A closer look: Difficulty Swallowing (Dysphagia) in Cats
Dysphagia is uncommon in cats.
Cats cannot go more than 2-3 days without food, or they risk developing hepatic lipidosis, a serious and potentially life-threatening condition. If a cat is unable to swallow at all, they require emergency medical attention.
If dysphagia is accompanied by signs of obvious distress, such as difficulty breathing, panicked behavior, or collapse, it is also considered an emergency.
Some conditions that can cause dysphagia, such as dental disease, are serious. Even when cats can still swallow, dysphagia still warrants prompt intervention.
Many conditions can lead to dysphagia, especially those affecting a cat’s mouth, jaw, upper throat (pharynx), and esophagus. These range from neural disorders which interrupt a cat’s brain signals, conditions affecting the muscles a cat uses to chew or swallow, foreign objects caught in their mouth or digestive tract and conditions that make swallowing uncomfortable, such as an injury.
Some cats with dysphagia are still able to swallow, albeit with difficulty.
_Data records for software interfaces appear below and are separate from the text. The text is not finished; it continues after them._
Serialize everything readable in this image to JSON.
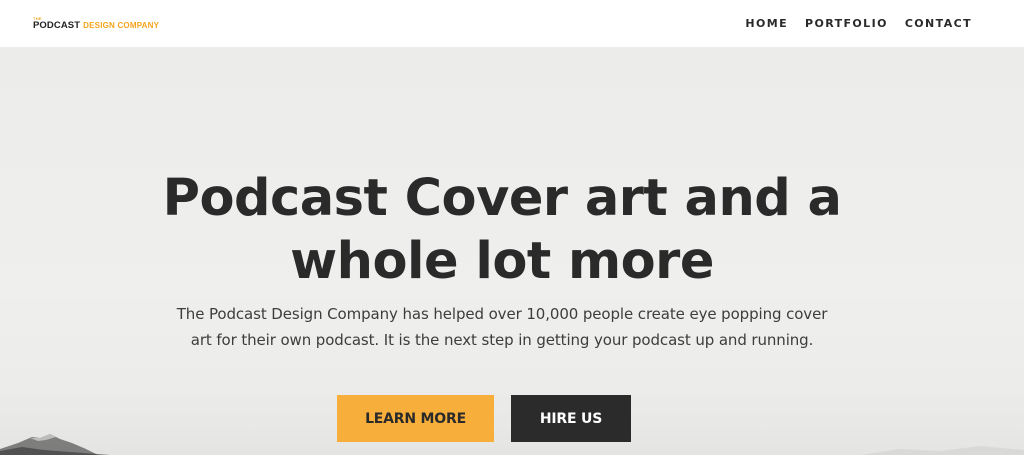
{
  "header": {
    "logo": {
      "small": "THE",
      "main": "PODCAST",
      "accent": "DESIGN COMPANY"
    },
    "nav": [
      {
        "label": "HOME"
      },
      {
        "label": "PORTFOLIO"
      },
      {
        "label": "CONTACT"
      }
    ]
  },
  "hero": {
    "headline_line1": "Podcast Cover art and a",
    "headline_line2": "whole lot more",
    "subtext_line1": "The Podcast Design Company has helped over 10,000 people create eye popping cover",
    "subtext_line2": "art for their own podcast. It is the next step in getting your podcast up and running.",
    "primary_button": "LEARN MORE",
    "secondary_button": "HIRE US"
  },
  "colors": {
    "accent": "#f7ae3b",
    "dark": "#2b2b2b",
    "background": "#ededeb"
  }
}
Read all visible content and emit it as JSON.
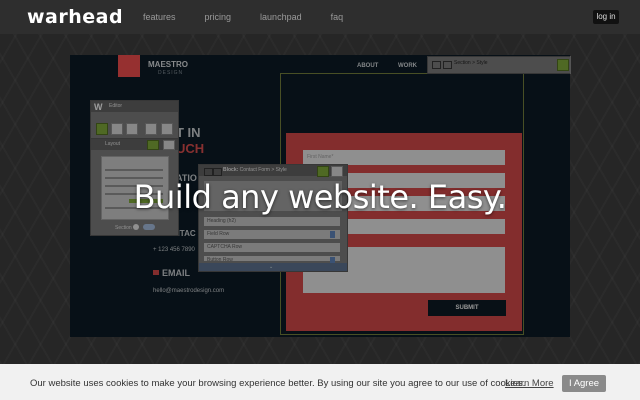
{
  "brand": {
    "logo": "warhead"
  },
  "nav": {
    "items": [
      "features",
      "pricing",
      "launchpad",
      "faq"
    ],
    "login": "log in"
  },
  "hero": {
    "headline": "Build any website. Easy."
  },
  "preview": {
    "logo_title": "MAESTRO",
    "logo_subtitle": "DESIGN",
    "nav": [
      "ABOUT",
      "WORK"
    ],
    "heading_line1": "T IN",
    "heading_line2": "UCH",
    "heading_partial": "ATIO",
    "contact_label": "CONTAC",
    "phone": "+ 123 456 7890",
    "email_label": "EMAIL",
    "email": "hello@maestrodesign.com",
    "form_field_label": "First Name*",
    "submit": "SUBMIT"
  },
  "panels": {
    "section": {
      "title": "Section > Style"
    },
    "editor": {
      "title": "Editor"
    },
    "layout": {
      "title": "Layout",
      "footer_label": "Section"
    },
    "block": {
      "title_prefix": "Block:",
      "title_path": "Contact Form > Style",
      "rows": [
        "Heading (h2)",
        "Field Row",
        "CAPTCHA Row",
        "Button Row"
      ]
    }
  },
  "cookie": {
    "text": "Our website uses cookies to make your browsing experience better. By using our site you agree to our use of cookies.",
    "link": "Learn More",
    "button": "I Agree"
  },
  "colors": {
    "accent_red": "#c94545",
    "accent_green": "#7aa138",
    "topbar": "#2e2e2e"
  }
}
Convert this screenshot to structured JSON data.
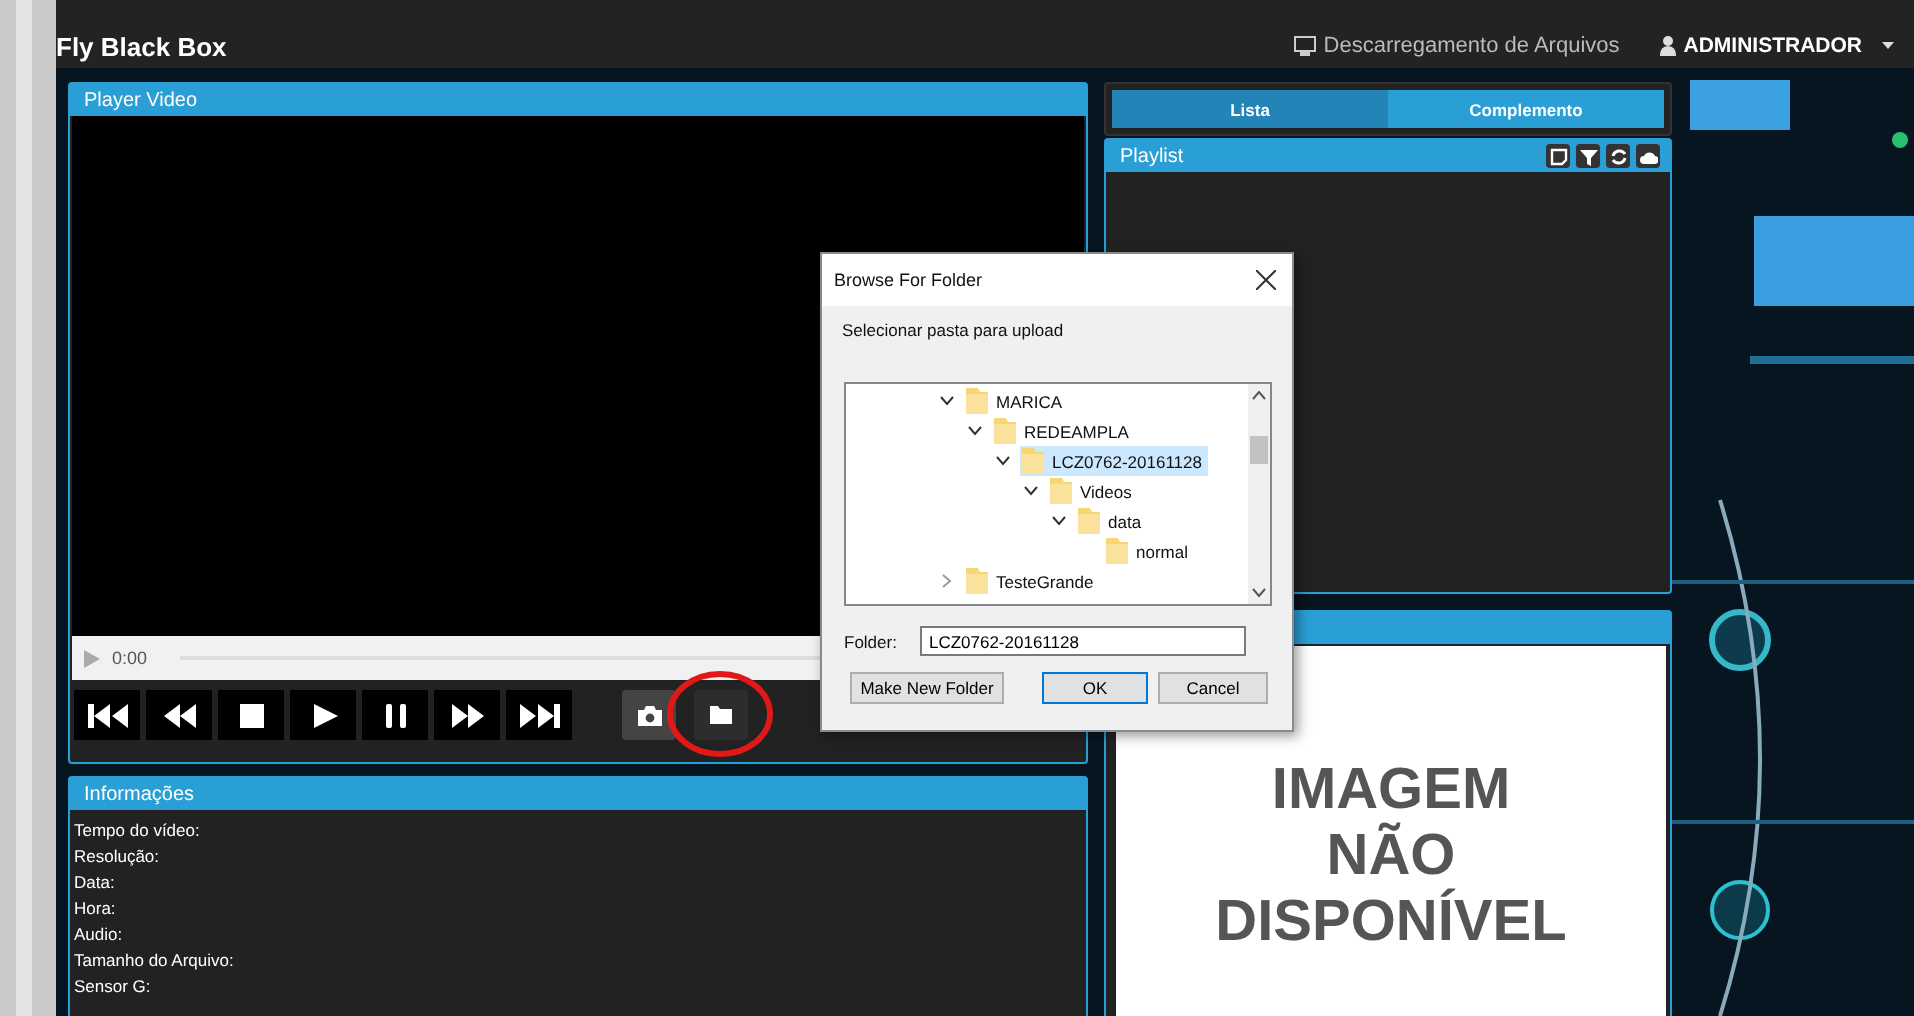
{
  "app": {
    "title": "Fly Black Box",
    "nav": [
      {
        "kind": "download",
        "label": "Descarregamento de Arquivos"
      },
      {
        "kind": "user",
        "label": "ADMINISTRADOR"
      }
    ]
  },
  "player": {
    "title": "Player Video",
    "time": "0:00",
    "controls": [
      {
        "kind": "first"
      },
      {
        "kind": "rewind"
      },
      {
        "kind": "stop"
      },
      {
        "kind": "play"
      },
      {
        "kind": "pause"
      },
      {
        "kind": "forward"
      },
      {
        "kind": "last"
      }
    ],
    "tools": [
      {
        "kind": "camera",
        "highlighted": false
      },
      {
        "kind": "folder",
        "highlighted": true
      }
    ]
  },
  "info": {
    "title": "Informações",
    "fields": [
      "Tempo do vídeo:",
      "Resolução:",
      "Data:",
      "Hora:",
      "Audio:",
      "Tamanho do Arquivo:",
      "Sensor G:"
    ]
  },
  "tabs": [
    {
      "label": "Lista",
      "selected": true
    },
    {
      "label": "Complemento",
      "selected": false
    }
  ],
  "playlist": {
    "title": "Playlist",
    "tools": [
      {
        "kind": "note"
      },
      {
        "kind": "filter"
      },
      {
        "kind": "refresh"
      },
      {
        "kind": "upload"
      }
    ]
  },
  "image_panel": {
    "message": [
      "IMAGEM",
      "NÃO",
      "DISPONÍVEL"
    ]
  },
  "dialog": {
    "title": "Browse For Folder",
    "prompt": "Selecionar pasta para upload",
    "tree": [
      {
        "label": "MARICA",
        "expanded": true,
        "selected": false,
        "children": [
          {
            "label": "REDEAMPLA",
            "expanded": true,
            "selected": false,
            "children": [
              {
                "label": "LCZ0762-20161128",
                "expanded": true,
                "selected": true,
                "children": [
                  {
                    "label": "Videos",
                    "expanded": true,
                    "selected": false,
                    "children": [
                      {
                        "label": "data",
                        "expanded": true,
                        "selected": false,
                        "children": [
                          {
                            "label": "normal",
                            "selected": false
                          }
                        ]
                      }
                    ]
                  }
                ]
              }
            ]
          }
        ]
      },
      {
        "label": "TesteGrande",
        "expanded": false,
        "selected": false
      }
    ],
    "folder_label": "Folder:",
    "folder_value": "LCZ0762-20161128",
    "buttons": [
      {
        "label": "Make New Folder",
        "kind": "secondary"
      },
      {
        "label": "OK",
        "kind": "default"
      },
      {
        "label": "Cancel",
        "kind": "secondary"
      }
    ]
  }
}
Others are unable to swallow at all. Cats showing signs of visible distress require emergency medical attention.
Signs may include
- Outstretched neck
- Difficulty breathing
- Panicked behavior
Dysphagia is usually caused by chronic conditions that develop over time, although it may manifest acutely in cases of injuries, inflammation, and foreign bodies.
Testing and diagnosis
Diagnostics begin with a physical examination. Other testing may be recommended, including:
- Diagnostic imaging
Treatment depends on the underlying cause, and may include medication or surgery. Cats that cannot eat may require nutritional support through a feeding tube, to prevent hepatic lipidosis.